If you're itching to start buying stocks, that's great! There are few better ways to build wealth, and most of us will need to amass nest eggs for retirement, since fewer and fewer employers offer generous pensions to their workers.

Don't just jump in, though, without pausing to ask yourself a few questions -- because you might not be as ready to invest as you think you are. Here are five questions you need to answer.

On a running track the question are you ready is printed.

Image source: Getty Images.

No. 1: Am I free of high-interest rate debt?

Let's start with debt. It's okay and not unusual to have a mortgage you're making payments on, and most home loans these days sport very low interest rates (if yours doesn't, look into refinancing your mortgage).

What's far more problematic is having high-interest rate debt, such as credit card debt. Typical interest rates for credit cards these days are in the mid-teens, which is quite high. But it gets worse: Many card issuers will hike your rate to 25% or even close to 30% if you pay a bill late or commit some other infraction. Rates like that can prevent you from ever getting ahead in life financially and can even lead to financial disaster. So be sure to get out of debt -- high-interest rate debt, at least -- before thinking of investing.

No. 2: Do I have a well-stocked emergency fund?

Next -- are you prepared to face a major financial setback? If, for example, you lose your job, you rack up some big medical bills, or your car needs a new engine, you'll want to be able to stay afloat. That's why anyone who isn't financially independent should have an emergency fund well stocked with at least several months' worth of living expenses. It should be enough to cover all necessities such as food, housing, transportation, taxes, insurance, and so on. If you don't have such a fund, set one up and fill it before starting to build a stock portfolio.

No. 3: Will I be investing for the long term?

It's also important, if you're investing in the stock market, that you're doing so over a long period, perhaps for your retirement 20 years away.

Short-term dollars don't belong in stocks, because the stock market can do anything in the next few years, including crashing just before you need to sell. If you're planning to remain in the market for at least five, if not 10 years, you have a good chance of being able to ride out any downturn. Most corrections and crashes don't last that long (though some do).

No. 4: Do I want to be an active or passive investor?

A fundamental thing to understand, if you want to invest in stocks, is the difference between active and passive investing. Active investors behave as you probably imagine -- researching, buying, and selling various securities relatively frequently over time. Passive investors, on the other hand, favor investments such as low-fee, broad-market index funds, which simply hold the same securities that are in the index they track.

Investing in index funds is no slouch of an investing strategy, either, as you can grow money rather powerfully simply earning roughly the same return as the overall stock market, year in and year out. When actively-managed mutual funds are pitted against their benchmark indexes, they tend to underperform them over long periods, so definitely consider simply socking away meaningful sums regularly in one or more index funds.

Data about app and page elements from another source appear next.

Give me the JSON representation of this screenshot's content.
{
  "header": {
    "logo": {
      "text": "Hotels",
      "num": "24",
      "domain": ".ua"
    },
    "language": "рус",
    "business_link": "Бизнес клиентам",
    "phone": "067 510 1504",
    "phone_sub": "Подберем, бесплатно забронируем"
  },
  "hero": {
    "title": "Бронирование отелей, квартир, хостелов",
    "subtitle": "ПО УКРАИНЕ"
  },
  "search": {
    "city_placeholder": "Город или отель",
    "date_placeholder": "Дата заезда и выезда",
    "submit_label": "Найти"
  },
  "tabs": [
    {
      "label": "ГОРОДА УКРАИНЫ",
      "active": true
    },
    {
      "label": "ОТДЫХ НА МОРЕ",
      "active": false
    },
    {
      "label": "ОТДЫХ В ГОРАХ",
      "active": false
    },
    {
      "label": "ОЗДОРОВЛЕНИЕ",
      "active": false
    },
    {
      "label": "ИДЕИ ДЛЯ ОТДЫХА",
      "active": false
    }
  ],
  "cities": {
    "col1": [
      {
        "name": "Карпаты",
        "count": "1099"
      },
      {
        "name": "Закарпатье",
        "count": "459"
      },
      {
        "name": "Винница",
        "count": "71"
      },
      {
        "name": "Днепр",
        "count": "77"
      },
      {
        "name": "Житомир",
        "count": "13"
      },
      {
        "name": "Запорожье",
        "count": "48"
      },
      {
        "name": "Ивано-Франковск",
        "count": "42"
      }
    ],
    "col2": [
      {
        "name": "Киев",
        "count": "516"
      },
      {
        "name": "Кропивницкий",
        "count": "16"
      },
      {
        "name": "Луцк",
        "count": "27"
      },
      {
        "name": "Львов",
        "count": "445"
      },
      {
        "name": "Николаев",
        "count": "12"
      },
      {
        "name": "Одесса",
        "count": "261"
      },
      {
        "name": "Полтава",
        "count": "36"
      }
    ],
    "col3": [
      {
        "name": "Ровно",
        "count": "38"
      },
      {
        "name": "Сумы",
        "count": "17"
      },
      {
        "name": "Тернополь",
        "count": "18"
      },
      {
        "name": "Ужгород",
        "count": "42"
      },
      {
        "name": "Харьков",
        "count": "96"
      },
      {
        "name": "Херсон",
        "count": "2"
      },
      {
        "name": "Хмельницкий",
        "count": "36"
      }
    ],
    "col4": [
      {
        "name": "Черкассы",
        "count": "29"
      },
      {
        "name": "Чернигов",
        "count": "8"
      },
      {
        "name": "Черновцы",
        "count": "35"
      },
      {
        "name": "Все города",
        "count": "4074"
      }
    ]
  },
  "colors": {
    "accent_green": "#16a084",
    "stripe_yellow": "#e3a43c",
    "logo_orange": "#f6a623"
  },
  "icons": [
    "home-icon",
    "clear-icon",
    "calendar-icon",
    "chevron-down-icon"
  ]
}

It takes far less time and skill.

No. 5: Do I have rational expectations?

Finally, be sure that you have reasonable expectations when you invest in stocks. For example, know that the average annual return of the stock market is close to 10% over long periods, so expecting to grow your money by 20% or 30% each year is not reasonable. Similarly, expect volatility. Over long periods, the stock market has always gone up -- but not in a straight line. There are frequent small and brief corrections and less frequent big crashes, with the market plunging as much as 30% or more. Crashes can be scary, but panic selling when the market drops is not a good way to manage your portfolio.

Instead, expect volatility and be prepared to profit from it -- by buying more stocks when they're on sale. Expect individual stocks to surge and stall and occasionally retreat too -- and plan to hang on, as long as the companies' futures remain promising, and their stocks don't seem overvalued. Amazon and Netflix, for example, have been great long-term performers but not without having fallen sharply (and having recovered) at times.

Investing in stocks is a smart (and even fun) thing to do in order to build wealth over time, especially to improve your financial security for retirement. Don't expect Social Security to provide enough income in your golden years. You'll need additional assets of your own, so invest in stocks but only when you're ready.

This article represents the opinion of the writer, who may disagree with the “official” recommendation position of a Motley Fool premium advisory service. We’re motley! Questioning an investing thesis -- even one of our own -- helps us all think critically about investing and make decisions that help us become smarter, happier, and richer.